**Your assignment**
The lines you need are those holding the word "code"; pull them from the material.
+++++
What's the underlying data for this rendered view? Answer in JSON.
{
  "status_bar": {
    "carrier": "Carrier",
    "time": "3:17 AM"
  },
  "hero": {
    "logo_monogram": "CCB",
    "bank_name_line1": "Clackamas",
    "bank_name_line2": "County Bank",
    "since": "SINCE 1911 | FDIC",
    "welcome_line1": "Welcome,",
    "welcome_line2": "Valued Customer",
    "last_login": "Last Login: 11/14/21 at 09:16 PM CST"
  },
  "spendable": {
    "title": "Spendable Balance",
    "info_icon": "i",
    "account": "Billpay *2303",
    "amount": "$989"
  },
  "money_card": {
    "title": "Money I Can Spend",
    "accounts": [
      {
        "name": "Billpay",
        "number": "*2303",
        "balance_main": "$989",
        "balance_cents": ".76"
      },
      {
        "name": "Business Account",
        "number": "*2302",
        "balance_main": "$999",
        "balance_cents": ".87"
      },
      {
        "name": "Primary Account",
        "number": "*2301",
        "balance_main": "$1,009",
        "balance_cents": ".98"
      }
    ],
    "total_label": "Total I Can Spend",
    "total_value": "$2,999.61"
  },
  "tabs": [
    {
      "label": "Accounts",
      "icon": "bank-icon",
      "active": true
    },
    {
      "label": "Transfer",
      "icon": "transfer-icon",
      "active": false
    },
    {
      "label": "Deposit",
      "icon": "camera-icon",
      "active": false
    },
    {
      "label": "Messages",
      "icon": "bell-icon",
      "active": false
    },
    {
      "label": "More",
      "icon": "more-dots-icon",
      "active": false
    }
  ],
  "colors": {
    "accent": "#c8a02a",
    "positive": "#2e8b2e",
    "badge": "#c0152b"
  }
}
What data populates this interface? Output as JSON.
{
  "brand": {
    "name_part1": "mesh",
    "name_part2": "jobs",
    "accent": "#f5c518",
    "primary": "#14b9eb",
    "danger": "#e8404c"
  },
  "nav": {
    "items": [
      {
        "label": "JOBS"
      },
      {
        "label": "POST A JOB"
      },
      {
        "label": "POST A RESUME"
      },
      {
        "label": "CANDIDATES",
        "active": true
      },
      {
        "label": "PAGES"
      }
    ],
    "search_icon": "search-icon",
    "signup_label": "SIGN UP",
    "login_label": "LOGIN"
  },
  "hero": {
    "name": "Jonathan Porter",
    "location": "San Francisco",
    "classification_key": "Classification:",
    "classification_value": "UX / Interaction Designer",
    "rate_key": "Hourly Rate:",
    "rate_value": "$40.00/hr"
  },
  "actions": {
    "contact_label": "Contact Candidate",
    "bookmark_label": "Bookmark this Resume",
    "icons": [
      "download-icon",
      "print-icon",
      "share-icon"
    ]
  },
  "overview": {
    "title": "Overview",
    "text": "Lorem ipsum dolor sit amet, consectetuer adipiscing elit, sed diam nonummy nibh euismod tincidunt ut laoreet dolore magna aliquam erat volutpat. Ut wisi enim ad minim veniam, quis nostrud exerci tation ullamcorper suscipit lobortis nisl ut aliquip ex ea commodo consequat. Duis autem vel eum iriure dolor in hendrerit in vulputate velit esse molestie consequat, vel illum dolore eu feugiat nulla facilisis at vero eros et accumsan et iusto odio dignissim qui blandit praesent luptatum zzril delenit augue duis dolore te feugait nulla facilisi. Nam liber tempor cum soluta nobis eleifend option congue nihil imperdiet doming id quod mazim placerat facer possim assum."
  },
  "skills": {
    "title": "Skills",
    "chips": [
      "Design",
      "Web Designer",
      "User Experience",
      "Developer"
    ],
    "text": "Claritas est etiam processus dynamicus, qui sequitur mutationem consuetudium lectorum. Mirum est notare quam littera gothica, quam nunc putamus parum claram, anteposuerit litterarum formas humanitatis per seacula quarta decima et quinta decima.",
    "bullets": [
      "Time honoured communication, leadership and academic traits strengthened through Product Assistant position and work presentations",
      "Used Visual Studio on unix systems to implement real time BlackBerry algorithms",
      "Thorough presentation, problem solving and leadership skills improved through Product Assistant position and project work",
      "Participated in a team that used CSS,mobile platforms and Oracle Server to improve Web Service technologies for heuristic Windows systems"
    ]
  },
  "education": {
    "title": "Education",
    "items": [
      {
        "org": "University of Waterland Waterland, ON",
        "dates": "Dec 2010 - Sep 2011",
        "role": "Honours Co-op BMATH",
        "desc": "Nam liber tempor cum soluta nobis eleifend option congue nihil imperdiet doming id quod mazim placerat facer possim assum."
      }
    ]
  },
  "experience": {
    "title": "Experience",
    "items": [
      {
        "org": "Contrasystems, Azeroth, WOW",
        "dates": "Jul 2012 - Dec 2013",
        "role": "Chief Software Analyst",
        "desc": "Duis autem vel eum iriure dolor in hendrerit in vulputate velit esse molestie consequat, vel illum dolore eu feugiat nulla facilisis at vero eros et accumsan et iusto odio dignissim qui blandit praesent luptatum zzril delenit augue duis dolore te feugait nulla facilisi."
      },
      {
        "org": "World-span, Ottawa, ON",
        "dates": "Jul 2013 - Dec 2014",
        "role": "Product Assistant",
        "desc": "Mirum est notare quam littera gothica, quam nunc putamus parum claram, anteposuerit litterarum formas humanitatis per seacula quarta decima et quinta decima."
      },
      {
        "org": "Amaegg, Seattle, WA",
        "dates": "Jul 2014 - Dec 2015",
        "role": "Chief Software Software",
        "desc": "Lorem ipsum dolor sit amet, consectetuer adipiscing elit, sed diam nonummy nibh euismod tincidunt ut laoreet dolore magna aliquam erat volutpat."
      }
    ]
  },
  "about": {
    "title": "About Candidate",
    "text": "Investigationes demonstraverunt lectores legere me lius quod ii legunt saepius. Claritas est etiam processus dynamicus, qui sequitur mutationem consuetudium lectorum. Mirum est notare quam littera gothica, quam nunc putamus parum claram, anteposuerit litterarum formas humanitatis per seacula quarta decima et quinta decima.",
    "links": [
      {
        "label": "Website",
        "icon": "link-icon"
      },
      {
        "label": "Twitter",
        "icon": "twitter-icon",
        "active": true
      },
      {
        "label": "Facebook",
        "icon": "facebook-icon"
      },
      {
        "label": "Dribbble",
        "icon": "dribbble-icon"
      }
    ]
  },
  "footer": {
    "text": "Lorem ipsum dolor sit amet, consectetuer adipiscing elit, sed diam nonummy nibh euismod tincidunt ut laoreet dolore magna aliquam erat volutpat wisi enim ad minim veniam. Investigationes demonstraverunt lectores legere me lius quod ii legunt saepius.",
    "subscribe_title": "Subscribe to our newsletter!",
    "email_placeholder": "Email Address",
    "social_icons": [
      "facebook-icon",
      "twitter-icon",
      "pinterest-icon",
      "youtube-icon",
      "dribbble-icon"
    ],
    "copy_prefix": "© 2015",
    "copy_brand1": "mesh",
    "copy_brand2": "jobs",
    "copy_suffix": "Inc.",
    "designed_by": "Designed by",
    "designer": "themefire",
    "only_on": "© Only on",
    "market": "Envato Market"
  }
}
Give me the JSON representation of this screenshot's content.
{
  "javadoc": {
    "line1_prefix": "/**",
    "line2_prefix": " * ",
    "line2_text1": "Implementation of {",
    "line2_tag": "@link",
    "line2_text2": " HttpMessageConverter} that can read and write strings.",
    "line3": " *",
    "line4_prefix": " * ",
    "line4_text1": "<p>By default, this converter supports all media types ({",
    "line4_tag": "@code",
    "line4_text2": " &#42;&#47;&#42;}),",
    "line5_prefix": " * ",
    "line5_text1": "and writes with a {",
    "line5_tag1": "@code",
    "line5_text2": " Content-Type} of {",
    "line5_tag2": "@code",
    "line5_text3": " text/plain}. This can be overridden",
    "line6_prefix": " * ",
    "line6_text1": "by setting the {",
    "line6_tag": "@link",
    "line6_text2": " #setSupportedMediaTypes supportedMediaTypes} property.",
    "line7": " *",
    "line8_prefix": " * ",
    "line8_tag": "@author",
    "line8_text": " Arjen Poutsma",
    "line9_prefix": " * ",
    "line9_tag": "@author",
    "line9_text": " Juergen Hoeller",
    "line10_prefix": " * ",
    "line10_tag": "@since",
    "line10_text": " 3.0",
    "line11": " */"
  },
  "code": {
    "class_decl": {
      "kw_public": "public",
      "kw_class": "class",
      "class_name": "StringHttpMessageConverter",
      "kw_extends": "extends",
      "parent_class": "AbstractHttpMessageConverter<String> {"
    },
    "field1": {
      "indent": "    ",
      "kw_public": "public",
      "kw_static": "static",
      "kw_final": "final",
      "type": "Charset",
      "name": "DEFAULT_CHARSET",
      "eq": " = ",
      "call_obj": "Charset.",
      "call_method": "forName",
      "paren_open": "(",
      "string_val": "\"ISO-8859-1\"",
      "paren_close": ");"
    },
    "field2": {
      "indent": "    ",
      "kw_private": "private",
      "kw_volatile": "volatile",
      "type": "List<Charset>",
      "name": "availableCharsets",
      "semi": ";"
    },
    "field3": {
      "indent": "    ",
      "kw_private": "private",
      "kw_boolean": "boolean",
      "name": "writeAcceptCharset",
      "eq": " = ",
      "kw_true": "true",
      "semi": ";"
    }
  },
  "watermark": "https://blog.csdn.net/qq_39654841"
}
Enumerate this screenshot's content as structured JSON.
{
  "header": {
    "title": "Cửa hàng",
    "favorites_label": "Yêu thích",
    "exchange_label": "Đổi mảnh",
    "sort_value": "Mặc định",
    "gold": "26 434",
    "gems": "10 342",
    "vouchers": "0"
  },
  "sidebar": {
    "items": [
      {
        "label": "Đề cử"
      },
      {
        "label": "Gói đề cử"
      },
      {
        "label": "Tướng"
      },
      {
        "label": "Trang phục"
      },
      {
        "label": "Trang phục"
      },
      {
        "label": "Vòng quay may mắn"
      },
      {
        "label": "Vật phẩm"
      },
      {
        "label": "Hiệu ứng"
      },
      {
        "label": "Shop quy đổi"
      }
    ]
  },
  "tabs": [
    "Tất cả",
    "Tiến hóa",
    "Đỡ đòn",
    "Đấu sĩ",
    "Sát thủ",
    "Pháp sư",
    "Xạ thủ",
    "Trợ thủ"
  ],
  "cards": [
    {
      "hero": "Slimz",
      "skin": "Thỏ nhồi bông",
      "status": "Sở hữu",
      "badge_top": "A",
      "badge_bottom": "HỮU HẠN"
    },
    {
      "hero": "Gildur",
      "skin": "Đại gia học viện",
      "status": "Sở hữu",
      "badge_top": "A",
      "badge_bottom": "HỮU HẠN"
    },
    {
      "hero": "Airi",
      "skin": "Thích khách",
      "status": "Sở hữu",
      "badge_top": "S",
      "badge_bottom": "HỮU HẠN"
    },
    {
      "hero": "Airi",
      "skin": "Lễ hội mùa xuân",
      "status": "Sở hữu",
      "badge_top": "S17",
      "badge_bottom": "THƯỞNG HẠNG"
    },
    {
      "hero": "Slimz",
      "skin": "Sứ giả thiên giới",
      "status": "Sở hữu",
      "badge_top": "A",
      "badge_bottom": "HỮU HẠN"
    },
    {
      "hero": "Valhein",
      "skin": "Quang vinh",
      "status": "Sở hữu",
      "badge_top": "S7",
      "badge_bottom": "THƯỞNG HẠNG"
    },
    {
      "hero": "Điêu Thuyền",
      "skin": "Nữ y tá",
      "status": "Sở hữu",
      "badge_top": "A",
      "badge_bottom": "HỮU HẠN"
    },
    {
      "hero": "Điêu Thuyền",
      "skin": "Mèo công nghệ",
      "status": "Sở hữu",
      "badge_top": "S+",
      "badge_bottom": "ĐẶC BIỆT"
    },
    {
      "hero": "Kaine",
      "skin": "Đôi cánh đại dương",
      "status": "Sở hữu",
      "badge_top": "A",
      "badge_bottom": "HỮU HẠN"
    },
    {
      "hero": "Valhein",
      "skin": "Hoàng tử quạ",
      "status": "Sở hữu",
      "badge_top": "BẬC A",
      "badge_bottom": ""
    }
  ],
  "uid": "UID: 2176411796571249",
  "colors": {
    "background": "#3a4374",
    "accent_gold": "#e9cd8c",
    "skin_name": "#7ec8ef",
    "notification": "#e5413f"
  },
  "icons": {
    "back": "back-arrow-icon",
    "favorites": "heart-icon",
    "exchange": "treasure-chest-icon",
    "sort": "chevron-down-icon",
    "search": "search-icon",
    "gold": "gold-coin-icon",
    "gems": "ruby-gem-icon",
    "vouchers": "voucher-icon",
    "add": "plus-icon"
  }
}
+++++
**Answer space**
    "line4_tag": "@code",
    "line5_tag1": "@code",
    "line5_tag2": "@code",
  "code": {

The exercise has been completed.